Developing the law of joinder in the context of evictions of people from their homes
Authors Gustav Muller, Sandra Liebenberg
Affiliations: Lecturer, Faculty of Law, Rhodes University; Professor and HF Oppenheimer Chair in Human Rights Law, Faculty of Law, Stellenbosch University
Source: South African Journal on Human Rights, Volume 29 Issue 3, 2013, p. 554 – 570

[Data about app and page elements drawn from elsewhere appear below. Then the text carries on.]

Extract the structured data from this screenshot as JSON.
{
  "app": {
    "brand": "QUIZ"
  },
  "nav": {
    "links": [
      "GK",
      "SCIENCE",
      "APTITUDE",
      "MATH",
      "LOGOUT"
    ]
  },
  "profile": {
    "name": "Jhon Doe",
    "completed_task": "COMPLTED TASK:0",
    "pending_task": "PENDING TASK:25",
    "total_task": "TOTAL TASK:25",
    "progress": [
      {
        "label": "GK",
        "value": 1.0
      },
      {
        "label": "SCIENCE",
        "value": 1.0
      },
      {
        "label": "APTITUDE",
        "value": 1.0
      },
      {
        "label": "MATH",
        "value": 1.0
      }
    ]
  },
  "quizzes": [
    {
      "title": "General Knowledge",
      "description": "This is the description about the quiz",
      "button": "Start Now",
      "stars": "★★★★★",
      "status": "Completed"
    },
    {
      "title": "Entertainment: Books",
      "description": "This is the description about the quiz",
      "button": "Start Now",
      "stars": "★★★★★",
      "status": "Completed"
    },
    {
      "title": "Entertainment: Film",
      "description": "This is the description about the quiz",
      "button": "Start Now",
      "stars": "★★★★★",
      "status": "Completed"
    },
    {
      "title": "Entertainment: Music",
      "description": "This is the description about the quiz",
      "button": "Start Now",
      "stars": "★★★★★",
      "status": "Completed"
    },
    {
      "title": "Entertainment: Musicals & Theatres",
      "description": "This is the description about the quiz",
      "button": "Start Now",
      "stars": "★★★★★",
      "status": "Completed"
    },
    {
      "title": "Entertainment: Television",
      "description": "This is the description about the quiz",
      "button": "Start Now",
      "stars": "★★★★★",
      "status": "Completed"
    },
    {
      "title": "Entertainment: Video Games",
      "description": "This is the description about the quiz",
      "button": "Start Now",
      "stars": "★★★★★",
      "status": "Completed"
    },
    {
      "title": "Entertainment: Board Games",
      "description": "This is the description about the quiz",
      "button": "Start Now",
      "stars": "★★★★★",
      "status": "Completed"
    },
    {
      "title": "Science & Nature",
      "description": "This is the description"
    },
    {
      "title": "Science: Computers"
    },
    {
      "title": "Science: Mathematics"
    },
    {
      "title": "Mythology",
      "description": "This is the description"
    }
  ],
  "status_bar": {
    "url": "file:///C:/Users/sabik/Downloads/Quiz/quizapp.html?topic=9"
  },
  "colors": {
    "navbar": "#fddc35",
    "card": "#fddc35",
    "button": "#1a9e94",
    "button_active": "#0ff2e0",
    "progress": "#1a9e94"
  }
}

There are circumstances in which it is essential to join a party because of the interest that party has in the matter. The underlying principle is that interested parties should be afforded an opportunity to be heard in matters in which it has a direct and substantial interest. Applications for the eviction of unlawful occupiers from private land in terms of the Prevention of Illegal Eviction from and Unlawful Occupation of Land Act 19 of 1998 (PIE) has been framed in a particular manner since 2004 that created a ‘stalemate’ between the rights of private owners and the rights of unlawful occupiers. The only way to move beyond the stalemate is to join the municipality in whose jurisdiction the land falls. However, the high courts, in a series of six reported judgments, have not adopted a uniform approach in their reasoning for this joinder. They have relied on a combination of arguments founded on the cumulative force of the notice requirement in s 4(2) of PIE, the requirement to attempt mediation in s 7(1) of PIE, and finally, the constitutional and statutory obligations of municipalities. The overall impact of this reasoning is not convincing. This article revisits the legal framework that the Supreme Court of Appeal and the Constitutional Court have employed in the five judgments it handed down on the issue of joinder in PIE eviction cases. In so doing this article identities more clearly the constitutive requirements for necessary joinder within a constitutional matrix. The directness of the interest will be explored with reference to the statutory obligations that flow from the Housing Act 107 of 1997 and the Local Government: Municipal Systems Act 32 of 2000. The substantial nature of the interest will be explored with reference to the filing of reports flowing from the joinder.